------ Input ------

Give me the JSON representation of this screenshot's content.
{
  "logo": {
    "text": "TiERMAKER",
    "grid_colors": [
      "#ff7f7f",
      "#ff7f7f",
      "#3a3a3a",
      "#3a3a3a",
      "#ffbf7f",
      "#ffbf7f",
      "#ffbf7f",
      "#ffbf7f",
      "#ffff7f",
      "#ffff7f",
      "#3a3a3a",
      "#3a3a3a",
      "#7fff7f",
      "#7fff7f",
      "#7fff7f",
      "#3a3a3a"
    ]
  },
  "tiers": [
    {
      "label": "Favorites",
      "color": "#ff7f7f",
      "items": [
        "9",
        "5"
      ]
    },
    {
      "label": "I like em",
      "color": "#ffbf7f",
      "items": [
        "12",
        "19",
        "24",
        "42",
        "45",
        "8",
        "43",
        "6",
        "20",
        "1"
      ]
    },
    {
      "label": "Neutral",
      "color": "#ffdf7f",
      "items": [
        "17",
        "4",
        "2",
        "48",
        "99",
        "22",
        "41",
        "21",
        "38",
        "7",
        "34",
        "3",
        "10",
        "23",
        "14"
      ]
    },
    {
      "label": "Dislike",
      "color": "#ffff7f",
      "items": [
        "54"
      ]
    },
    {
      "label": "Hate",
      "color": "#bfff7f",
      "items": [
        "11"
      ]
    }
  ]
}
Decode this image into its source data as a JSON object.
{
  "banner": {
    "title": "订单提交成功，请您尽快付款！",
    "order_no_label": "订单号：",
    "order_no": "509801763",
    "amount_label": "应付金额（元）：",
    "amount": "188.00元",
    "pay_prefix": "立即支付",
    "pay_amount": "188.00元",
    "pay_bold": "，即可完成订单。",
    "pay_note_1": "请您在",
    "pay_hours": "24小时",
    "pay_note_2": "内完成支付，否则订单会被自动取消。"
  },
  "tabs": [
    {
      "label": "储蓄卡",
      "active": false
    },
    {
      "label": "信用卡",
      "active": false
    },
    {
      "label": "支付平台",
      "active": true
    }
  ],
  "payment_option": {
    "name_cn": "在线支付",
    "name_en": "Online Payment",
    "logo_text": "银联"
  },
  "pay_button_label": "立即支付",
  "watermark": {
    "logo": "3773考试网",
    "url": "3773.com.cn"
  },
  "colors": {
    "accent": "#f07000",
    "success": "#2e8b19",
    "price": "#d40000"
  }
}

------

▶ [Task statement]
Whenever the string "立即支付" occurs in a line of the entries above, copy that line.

▶ [Expected answer]
    "pay_prefix": "立即支付",
  "pay_button_label": "立即支付",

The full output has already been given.